The Ocean Liner

Written by Marius Gabriel
Review by Jasmina Svenne

When American liner SS Manhattan sets sail for New York from war-torn Europe in 1939, it is crammed with refugees and returning Americans. Jewish cousins Masha and Rachel Morgenstern are fleeing the persecution that may have already overtaken their loved ones. Composer Igor Stravinsky, worn out by illness and bereavement, is not sure he wants to go at all, while philandering conductor Toscanini has defied the Fascist regime once too often, but feels lost without his long-suffering wife Carla. Meanwhile Rose Kennedy, wife of the US Ambassador to the UK, is striving to manage her large brood, while her husband’s career threatens to fall apart. This is partly due to his anti-war, pro-Hitler stance and partly because of the uninhibited behaviour of oldest daughter Rosemary, whose beauty and vivacity mask a secret. Then there is Thomas, teenage member of the Hitler Youth, heading for the World’s Fair and hiding a secret that could imperil his life. What none of them knows is that German U-boat U-113 is lurking in the Atlantic and that its fanatical captain will stop at nothing…

This is one of those rare things – an ensemble novel that actually works. Usually having so many protagonists (I haven’t listed them all) means that there are some flat characters or dull plotlines. Here the characters are all well delineated and it is possible to sympathise even with their flaws – Rachel’s spikiness, Toscanini’s philandering – which in less skilled hands could have reduced them to stereotypes. The one thing I question is the positioning of the dramatic climax. Although the “what happened next” chapters are well written and moving, some of the narrative drive is lost once the peril is past.

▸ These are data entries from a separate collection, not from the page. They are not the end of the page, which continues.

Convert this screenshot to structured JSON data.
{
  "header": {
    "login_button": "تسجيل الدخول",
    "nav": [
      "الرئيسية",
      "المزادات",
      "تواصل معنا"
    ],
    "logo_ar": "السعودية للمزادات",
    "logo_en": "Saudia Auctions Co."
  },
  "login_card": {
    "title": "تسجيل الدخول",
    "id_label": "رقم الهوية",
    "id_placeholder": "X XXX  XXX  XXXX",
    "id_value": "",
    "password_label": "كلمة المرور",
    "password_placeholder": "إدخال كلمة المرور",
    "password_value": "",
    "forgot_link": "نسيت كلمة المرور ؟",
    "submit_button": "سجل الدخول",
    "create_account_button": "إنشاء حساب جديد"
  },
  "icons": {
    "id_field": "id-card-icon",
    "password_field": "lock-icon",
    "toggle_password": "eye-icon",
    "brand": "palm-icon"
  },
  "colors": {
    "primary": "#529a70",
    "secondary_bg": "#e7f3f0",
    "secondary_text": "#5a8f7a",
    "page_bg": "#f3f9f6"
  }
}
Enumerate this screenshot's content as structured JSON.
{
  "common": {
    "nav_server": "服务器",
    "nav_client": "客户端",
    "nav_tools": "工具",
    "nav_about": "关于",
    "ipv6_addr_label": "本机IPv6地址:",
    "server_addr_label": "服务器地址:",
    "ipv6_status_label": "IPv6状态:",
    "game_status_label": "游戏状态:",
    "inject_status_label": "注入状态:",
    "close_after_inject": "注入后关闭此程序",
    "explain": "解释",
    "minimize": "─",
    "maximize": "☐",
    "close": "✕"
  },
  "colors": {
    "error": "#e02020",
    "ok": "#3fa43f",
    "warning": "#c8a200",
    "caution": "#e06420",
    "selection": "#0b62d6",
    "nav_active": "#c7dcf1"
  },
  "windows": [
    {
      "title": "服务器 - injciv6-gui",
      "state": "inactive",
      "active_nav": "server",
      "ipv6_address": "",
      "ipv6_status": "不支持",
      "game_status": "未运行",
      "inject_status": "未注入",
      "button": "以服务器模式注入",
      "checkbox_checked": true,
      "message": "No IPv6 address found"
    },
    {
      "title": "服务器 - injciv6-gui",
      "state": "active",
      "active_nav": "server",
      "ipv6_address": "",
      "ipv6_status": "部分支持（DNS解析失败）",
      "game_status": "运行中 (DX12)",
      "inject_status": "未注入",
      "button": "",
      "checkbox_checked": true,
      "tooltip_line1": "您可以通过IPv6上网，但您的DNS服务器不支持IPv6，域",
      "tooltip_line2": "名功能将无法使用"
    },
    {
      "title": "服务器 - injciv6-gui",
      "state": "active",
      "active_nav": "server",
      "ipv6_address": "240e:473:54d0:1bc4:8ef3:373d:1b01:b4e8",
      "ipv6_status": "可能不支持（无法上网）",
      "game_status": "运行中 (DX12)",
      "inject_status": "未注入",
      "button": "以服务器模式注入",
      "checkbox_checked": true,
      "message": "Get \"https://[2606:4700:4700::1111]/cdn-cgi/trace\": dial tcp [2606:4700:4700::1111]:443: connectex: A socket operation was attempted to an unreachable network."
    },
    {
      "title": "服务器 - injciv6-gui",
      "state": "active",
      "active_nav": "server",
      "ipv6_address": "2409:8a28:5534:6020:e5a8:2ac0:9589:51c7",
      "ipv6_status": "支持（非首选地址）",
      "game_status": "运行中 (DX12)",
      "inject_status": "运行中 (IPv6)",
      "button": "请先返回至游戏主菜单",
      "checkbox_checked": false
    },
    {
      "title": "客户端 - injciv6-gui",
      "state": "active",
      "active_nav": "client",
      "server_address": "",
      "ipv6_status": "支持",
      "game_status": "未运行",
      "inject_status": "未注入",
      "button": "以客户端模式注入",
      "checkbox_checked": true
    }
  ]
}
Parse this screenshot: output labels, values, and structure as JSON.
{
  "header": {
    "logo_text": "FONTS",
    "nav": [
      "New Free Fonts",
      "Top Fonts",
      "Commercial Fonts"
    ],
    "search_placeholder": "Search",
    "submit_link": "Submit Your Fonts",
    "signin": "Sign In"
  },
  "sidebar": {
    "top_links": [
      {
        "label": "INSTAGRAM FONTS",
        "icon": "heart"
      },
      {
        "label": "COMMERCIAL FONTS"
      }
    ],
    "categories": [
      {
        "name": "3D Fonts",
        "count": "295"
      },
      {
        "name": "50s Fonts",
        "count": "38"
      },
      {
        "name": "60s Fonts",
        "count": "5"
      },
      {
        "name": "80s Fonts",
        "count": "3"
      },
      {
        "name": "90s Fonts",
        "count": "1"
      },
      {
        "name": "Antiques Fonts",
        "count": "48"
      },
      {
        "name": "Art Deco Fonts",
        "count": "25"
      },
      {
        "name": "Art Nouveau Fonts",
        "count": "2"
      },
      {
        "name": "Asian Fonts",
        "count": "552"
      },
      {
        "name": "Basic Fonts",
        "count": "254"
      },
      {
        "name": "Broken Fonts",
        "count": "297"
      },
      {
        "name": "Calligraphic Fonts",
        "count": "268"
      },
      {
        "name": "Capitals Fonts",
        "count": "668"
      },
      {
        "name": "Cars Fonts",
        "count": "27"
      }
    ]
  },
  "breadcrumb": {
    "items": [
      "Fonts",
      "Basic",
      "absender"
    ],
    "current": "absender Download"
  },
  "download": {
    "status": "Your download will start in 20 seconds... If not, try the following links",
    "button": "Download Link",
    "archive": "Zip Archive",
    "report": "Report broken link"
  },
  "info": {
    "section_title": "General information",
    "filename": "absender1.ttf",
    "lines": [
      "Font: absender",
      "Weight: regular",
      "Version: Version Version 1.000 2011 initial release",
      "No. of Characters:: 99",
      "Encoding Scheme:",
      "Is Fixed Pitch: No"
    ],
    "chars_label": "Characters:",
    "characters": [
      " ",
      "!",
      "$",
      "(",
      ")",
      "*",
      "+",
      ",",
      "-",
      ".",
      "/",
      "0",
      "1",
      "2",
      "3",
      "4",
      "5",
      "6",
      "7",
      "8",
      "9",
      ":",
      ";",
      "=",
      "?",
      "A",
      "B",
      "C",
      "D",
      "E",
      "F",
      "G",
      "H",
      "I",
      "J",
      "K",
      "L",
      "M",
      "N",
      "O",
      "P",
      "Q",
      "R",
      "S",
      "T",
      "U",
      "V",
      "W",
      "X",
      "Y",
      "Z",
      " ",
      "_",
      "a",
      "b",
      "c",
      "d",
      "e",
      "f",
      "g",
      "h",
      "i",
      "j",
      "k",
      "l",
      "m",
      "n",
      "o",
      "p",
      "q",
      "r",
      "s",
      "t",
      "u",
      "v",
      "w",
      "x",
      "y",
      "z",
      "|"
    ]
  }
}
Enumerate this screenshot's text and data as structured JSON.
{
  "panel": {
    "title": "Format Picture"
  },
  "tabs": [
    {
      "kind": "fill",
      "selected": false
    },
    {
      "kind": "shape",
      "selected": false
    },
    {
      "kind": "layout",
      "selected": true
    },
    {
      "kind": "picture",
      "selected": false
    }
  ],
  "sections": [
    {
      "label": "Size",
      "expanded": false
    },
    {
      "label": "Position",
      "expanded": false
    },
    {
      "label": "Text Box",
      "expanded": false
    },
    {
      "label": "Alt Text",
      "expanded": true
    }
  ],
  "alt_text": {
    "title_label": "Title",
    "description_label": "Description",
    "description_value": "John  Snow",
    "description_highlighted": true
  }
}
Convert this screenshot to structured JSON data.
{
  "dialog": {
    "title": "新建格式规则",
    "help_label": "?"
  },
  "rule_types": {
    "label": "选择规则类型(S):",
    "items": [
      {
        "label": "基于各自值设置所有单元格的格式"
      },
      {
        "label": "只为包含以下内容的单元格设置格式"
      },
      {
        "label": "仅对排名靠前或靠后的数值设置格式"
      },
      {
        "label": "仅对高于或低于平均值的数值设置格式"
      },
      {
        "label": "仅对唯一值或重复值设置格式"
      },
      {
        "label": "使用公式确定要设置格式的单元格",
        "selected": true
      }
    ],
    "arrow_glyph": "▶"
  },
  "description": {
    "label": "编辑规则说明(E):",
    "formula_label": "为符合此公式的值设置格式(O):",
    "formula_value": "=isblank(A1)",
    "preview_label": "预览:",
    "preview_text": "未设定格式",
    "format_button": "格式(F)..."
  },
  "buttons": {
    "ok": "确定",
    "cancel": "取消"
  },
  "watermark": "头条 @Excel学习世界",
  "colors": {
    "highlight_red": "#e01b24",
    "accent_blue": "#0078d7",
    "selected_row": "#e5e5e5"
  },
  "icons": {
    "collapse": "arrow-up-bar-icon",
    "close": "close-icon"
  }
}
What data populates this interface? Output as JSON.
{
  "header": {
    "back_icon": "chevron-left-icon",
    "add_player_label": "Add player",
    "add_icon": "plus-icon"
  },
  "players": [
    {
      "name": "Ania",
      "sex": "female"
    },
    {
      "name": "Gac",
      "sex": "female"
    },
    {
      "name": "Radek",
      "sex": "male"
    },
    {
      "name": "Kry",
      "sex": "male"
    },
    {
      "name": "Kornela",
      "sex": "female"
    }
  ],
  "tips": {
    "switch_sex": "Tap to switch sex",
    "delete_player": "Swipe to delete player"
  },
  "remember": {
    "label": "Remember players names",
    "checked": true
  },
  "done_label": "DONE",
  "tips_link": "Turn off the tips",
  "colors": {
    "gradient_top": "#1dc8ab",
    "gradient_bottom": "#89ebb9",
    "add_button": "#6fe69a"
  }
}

Nonetheless, this is a novel worth reading as a microcosm of many of the issues connected with World War II.